Shadow fading indicates the fading brought by obstruction due to a building or a natural feature. Shadow fading changes slowly, and is thus called “slow fading”.
Statistics repeatedly show that the median levels of received signals follow log-normal distribution with the time and location at a certain distance. Fading caused by location (mainly from obstruction) far exceeds fading caused by time. Therefore, the major concern for shadow fading is those caused by location changes.
To minimize the effect of shadow fading and ensure a certain edge coverage probability, certain allowances must be made. This is called the “slow fading margin”, or the “shadow fading margin”. Figure below shows the relationship between the slow fading margin and cell edge probability.
The difference found in the slow fading is reflected by the standard deviation of slow fading. The standard deviation of slow fading shows the distribution of the radio signal strength at different test points at similar distances from the transmitter.
This spread of values approximate to the standard deviation of the signal strength at different test points from similar distances. The standard deviation of slow fading varies with the geological form.

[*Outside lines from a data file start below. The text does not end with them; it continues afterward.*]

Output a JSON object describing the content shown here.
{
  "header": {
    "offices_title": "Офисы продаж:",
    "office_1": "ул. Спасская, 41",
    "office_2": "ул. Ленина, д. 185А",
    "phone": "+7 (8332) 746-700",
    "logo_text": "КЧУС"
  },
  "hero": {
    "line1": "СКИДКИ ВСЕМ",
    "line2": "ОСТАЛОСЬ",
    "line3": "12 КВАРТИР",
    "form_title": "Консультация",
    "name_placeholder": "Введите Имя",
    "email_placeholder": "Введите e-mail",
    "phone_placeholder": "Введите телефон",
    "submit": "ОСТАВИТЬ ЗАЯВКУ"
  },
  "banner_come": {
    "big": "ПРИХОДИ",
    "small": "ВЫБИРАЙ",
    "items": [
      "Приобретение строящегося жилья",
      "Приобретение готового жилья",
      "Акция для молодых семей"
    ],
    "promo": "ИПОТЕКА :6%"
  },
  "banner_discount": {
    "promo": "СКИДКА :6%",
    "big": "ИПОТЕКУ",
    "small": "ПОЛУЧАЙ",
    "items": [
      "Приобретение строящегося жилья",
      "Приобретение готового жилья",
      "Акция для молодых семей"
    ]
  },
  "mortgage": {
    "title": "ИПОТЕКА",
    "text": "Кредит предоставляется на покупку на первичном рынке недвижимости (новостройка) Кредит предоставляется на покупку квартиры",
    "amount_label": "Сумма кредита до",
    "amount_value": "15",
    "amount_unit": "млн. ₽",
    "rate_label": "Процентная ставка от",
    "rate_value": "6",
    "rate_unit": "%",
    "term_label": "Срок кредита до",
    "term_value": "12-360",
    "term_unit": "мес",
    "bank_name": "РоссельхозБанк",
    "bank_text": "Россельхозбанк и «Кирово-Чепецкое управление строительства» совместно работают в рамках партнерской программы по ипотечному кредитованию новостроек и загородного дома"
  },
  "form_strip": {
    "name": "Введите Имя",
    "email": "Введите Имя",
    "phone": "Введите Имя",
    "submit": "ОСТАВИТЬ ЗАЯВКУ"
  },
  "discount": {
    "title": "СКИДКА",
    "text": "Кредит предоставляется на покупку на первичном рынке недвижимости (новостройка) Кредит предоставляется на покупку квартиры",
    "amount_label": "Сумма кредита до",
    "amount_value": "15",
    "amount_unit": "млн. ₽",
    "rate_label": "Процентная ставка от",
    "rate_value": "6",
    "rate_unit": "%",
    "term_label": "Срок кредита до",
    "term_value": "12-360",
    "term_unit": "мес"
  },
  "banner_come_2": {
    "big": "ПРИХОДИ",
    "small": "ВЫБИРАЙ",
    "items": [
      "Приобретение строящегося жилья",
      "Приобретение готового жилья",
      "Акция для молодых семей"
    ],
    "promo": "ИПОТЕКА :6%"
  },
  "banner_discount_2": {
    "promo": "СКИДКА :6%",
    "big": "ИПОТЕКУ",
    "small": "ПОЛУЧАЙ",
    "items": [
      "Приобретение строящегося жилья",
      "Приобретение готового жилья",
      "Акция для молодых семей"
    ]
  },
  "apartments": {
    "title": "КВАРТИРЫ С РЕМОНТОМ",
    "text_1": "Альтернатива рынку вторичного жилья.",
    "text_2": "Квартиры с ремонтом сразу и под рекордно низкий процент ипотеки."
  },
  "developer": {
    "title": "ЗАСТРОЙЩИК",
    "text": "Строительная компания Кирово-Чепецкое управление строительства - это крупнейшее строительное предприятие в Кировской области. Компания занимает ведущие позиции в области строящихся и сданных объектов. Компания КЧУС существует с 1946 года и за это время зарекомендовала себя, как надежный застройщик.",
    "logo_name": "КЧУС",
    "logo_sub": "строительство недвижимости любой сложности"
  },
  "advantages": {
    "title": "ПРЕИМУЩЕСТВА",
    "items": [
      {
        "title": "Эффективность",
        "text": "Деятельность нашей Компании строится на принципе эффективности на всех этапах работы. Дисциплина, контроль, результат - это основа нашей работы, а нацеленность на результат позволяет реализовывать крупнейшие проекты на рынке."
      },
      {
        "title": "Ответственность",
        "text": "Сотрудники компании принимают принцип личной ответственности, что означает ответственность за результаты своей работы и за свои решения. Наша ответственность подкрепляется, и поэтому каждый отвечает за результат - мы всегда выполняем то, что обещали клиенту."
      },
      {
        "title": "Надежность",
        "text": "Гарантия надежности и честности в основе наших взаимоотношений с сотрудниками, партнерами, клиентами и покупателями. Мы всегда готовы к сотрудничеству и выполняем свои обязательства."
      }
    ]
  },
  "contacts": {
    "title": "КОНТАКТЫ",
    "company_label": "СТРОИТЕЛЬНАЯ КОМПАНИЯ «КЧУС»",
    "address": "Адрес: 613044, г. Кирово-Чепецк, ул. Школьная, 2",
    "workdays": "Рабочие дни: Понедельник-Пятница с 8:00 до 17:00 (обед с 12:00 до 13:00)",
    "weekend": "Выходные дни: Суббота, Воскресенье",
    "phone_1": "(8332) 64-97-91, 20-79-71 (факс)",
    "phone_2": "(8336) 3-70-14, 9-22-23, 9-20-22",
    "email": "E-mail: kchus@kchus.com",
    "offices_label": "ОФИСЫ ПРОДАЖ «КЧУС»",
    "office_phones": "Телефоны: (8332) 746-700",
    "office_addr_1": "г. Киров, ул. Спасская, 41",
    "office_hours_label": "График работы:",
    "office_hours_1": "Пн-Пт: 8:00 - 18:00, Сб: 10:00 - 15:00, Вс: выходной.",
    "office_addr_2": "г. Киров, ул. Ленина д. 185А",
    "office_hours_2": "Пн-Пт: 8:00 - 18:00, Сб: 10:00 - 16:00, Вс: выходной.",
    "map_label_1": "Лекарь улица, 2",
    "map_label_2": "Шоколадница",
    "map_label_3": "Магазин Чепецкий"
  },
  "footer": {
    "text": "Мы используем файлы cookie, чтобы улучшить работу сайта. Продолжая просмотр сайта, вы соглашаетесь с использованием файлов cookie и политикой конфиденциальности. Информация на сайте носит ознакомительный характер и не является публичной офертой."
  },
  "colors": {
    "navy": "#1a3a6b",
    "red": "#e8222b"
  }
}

The value ranges from 5 dB to 12 dB. In plain areas, such as rural areas and open areas, the standard deviation of slow fading is lower than that in suburban and urban areas. Standard deviations requirement in Dense Urban area with highly integrated building layout and deeper indoor coverage requirement is even higher than typical urban environment. Table below lists the typical standard deviations of slow fading in different geological locations.
Typical example of standard deviations in slow fading
The slow fading margin can be obtained based on the cell edge coverage probability and standard deviation of slow fading.
The formula for calculating the edge coverage probability is as follows:
Edge coverage probability = 1 – Q (Slow fading margin /Standard deviation of slow fading)